#### Exercise aim
Wherever a line of the data contains "edin", copy that line.

#### Interface dataset entries

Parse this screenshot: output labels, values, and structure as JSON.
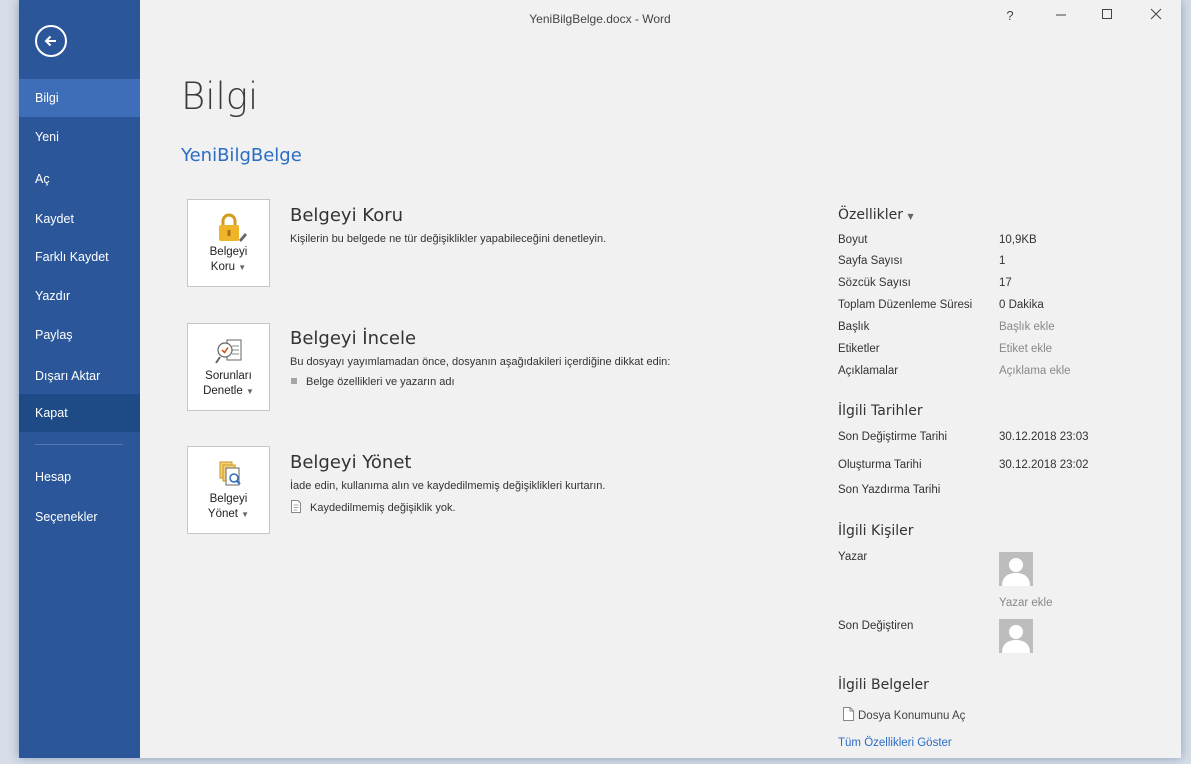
{
  "window": {
    "title": "YeniBilgBelge.docx - Word"
  },
  "sidebar": {
    "items": [
      {
        "label": "Bilgi"
      },
      {
        "label": "Yeni"
      },
      {
        "label": "Aç"
      },
      {
        "label": "Kaydet"
      },
      {
        "label": "Farklı Kaydet"
      },
      {
        "label": "Yazdır"
      },
      {
        "label": "Paylaş"
      },
      {
        "label": "Dışarı Aktar"
      },
      {
        "label": "Kapat"
      },
      {
        "label": "Hesap"
      },
      {
        "label": "Seçenekler"
      }
    ],
    "active": "Bilgi"
  },
  "main": {
    "title": "Bilgi",
    "doc_name": "YeniBilgBelge",
    "sections": {
      "protect": {
        "button": [
          "Belgeyi",
          "Koru"
        ],
        "title": "Belgeyi Koru",
        "desc": "Kişilerin bu belgede ne tür değişiklikler yapabileceğini denetleyin."
      },
      "inspect": {
        "button": [
          "Sorunları",
          "Denetle"
        ],
        "title": "Belgeyi İncele",
        "desc": "Bu dosyayı yayımlamadan önce, dosyanın aşağıdakileri içerdiğine dikkat edin:",
        "items": [
          "Belge özellikleri ve yazarın adı"
        ]
      },
      "manage": {
        "button": [
          "Belgeyi",
          "Yönet"
        ],
        "title": "Belgeyi Yönet",
        "desc": "İade edin, kullanıma alın ve kaydedilmemiş değişiklikleri kurtarın.",
        "items": [
          "Kaydedilmemiş değişiklik yok."
        ]
      }
    }
  },
  "properties": {
    "header": "Özellikler",
    "rows": [
      {
        "label": "Boyut",
        "value": "10,9KB"
      },
      {
        "label": "Sayfa Sayısı",
        "value": "1"
      },
      {
        "label": "Sözcük Sayısı",
        "value": "17"
      },
      {
        "label": "Toplam Düzenleme Süresi",
        "value": "0 Dakika"
      },
      {
        "label": "Başlık",
        "value": "Başlık ekle"
      },
      {
        "label": "Etiketler",
        "value": "Etiket ekle"
      },
      {
        "label": "Açıklamalar",
        "value": "Açıklama ekle"
      }
    ],
    "dates_header": "İlgili Tarihler",
    "dates": [
      {
        "label": "Son Değiştirme Tarihi",
        "value": "30.12.2018 23:03"
      },
      {
        "label": "Oluşturma Tarihi",
        "value": "30.12.2018 23:02"
      },
      {
        "label": "Son Yazdırma Tarihi",
        "value": ""
      }
    ],
    "people_header": "İlgili Kişiler",
    "author_label": "Yazar",
    "add_author": "Yazar ekle",
    "last_modified_by_label": "Son Değiştiren",
    "docs_header": "İlgili Belgeler",
    "open_location": "Dosya Konumunu Aç",
    "show_all": "Tüm Özellikleri Göster"
  },
  "colors": {
    "sidebar": "#2b579a",
    "sidebar_active": "#3f6eb9",
    "link": "#2b6cc4",
    "background": "#f1f1f1"
  }
}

#### Solution for this task
        "desc": "Bu dosyayı yayımlamadan önce, dosyanın aşağıdakileri içerdiğine dikkat edin:",
        "desc": "İade edin, kullanıma alın ve kaydedilmemiş değişiklikleri kurtarın.",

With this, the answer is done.